§ WORK ORDER
Go over the lines below, and when one contains the word "with", copy it.

(Entries from a dataset of interfaces)
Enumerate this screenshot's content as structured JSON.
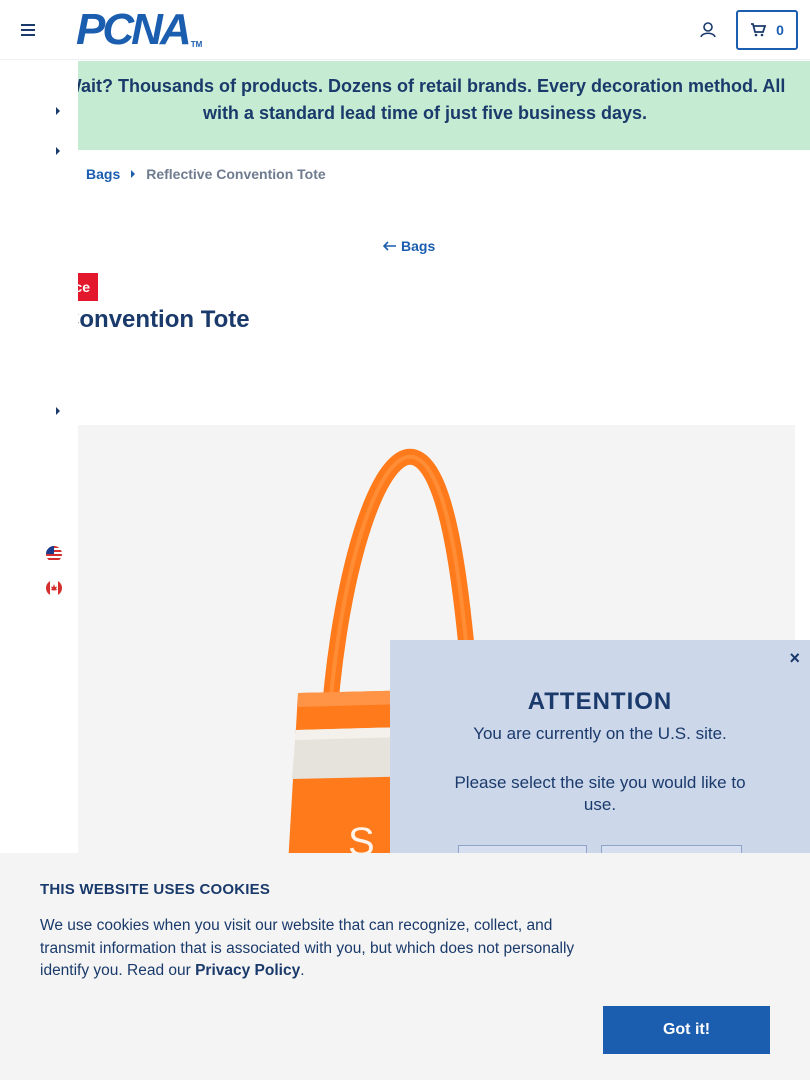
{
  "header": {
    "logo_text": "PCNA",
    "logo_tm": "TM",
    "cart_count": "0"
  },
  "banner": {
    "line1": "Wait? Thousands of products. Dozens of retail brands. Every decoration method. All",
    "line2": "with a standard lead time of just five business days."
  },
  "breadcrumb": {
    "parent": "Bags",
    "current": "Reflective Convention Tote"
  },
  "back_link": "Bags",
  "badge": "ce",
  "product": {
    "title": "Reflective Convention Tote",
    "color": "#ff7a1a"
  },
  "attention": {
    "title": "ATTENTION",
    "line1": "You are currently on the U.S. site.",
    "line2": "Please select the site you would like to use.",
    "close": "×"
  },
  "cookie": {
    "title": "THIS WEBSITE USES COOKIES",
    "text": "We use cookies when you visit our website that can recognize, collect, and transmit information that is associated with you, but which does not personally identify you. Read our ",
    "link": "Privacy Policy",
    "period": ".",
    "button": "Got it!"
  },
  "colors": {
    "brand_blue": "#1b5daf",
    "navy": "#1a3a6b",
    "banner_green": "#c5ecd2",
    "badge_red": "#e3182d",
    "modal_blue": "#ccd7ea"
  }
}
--
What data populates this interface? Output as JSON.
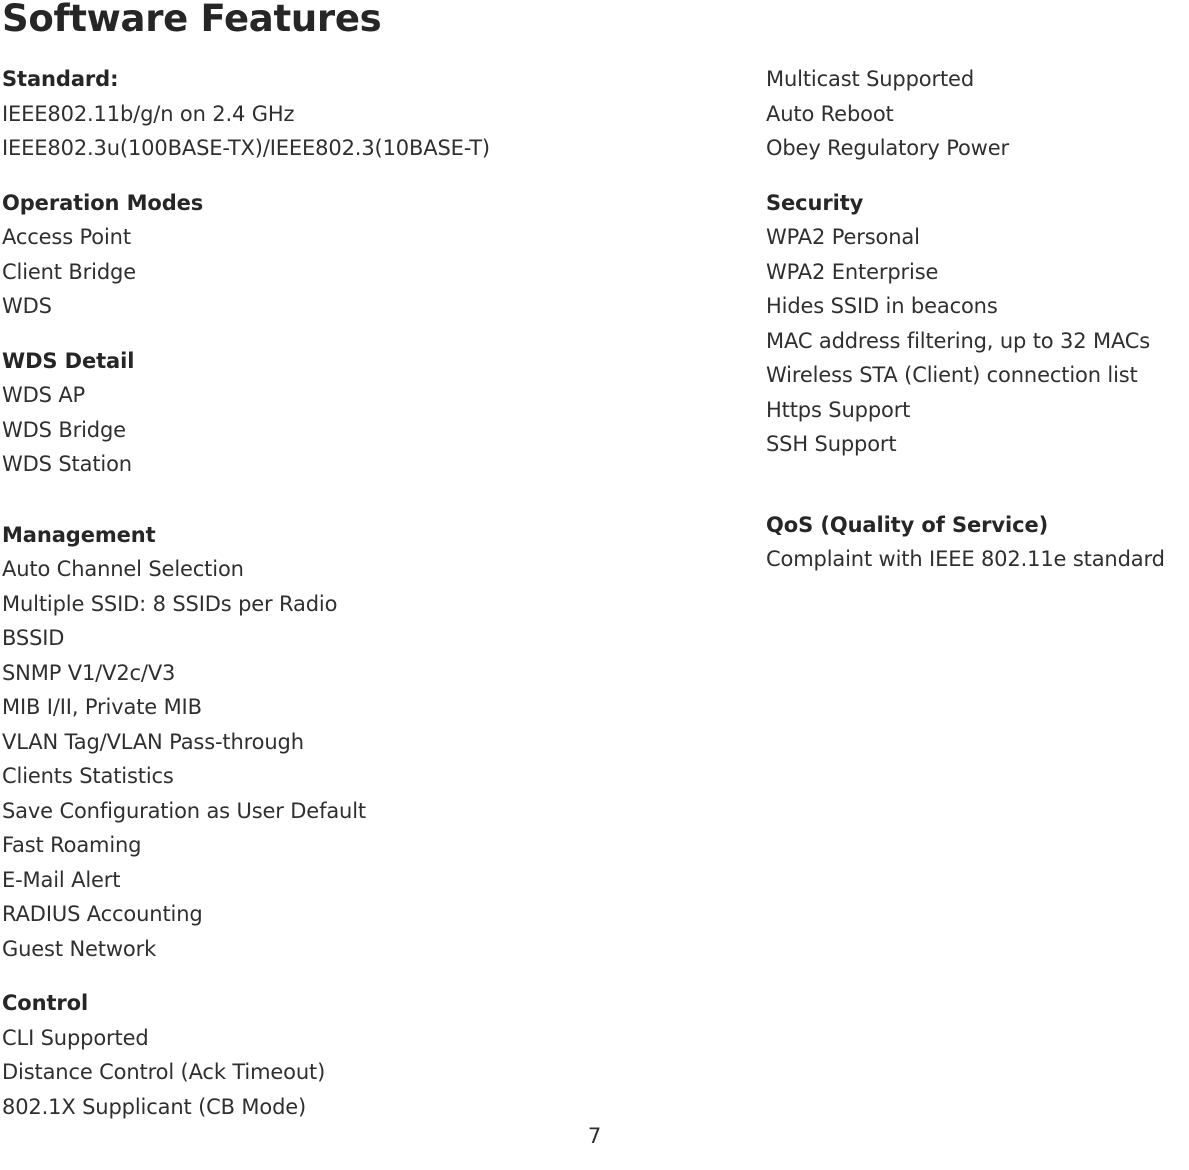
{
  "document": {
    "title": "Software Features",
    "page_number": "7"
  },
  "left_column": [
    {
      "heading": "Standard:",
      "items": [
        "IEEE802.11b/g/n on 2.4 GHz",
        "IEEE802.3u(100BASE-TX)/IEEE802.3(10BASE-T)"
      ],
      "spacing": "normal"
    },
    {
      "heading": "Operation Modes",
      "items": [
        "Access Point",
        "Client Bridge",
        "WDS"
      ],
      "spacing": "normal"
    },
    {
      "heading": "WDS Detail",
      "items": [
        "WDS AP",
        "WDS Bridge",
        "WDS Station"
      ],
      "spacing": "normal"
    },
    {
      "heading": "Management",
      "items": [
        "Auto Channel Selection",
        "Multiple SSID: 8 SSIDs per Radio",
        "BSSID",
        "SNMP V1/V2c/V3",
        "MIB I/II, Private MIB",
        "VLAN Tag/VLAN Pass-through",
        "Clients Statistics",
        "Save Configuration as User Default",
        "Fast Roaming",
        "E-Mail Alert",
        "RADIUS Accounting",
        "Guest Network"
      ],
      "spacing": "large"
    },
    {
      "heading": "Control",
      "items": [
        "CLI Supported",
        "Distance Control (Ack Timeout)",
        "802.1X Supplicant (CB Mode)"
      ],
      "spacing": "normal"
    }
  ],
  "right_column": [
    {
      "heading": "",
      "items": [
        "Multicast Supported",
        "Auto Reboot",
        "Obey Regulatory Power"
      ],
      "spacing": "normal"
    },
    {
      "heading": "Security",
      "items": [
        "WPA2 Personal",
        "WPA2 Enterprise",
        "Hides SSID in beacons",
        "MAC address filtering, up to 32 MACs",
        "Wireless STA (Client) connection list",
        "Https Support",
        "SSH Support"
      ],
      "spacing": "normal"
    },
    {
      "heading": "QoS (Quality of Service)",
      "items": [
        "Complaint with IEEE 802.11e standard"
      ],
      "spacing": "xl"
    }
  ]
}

§ SOLVED PROBLEM
    "line2": "with a standard lead time of just five business days."
    "text": "We use cookies when you visit our website that can recognize, collect, and transmit information that is associated with you, but which does not personally identify you. Read our ",
        "Complaint with IEEE 802.11e standard"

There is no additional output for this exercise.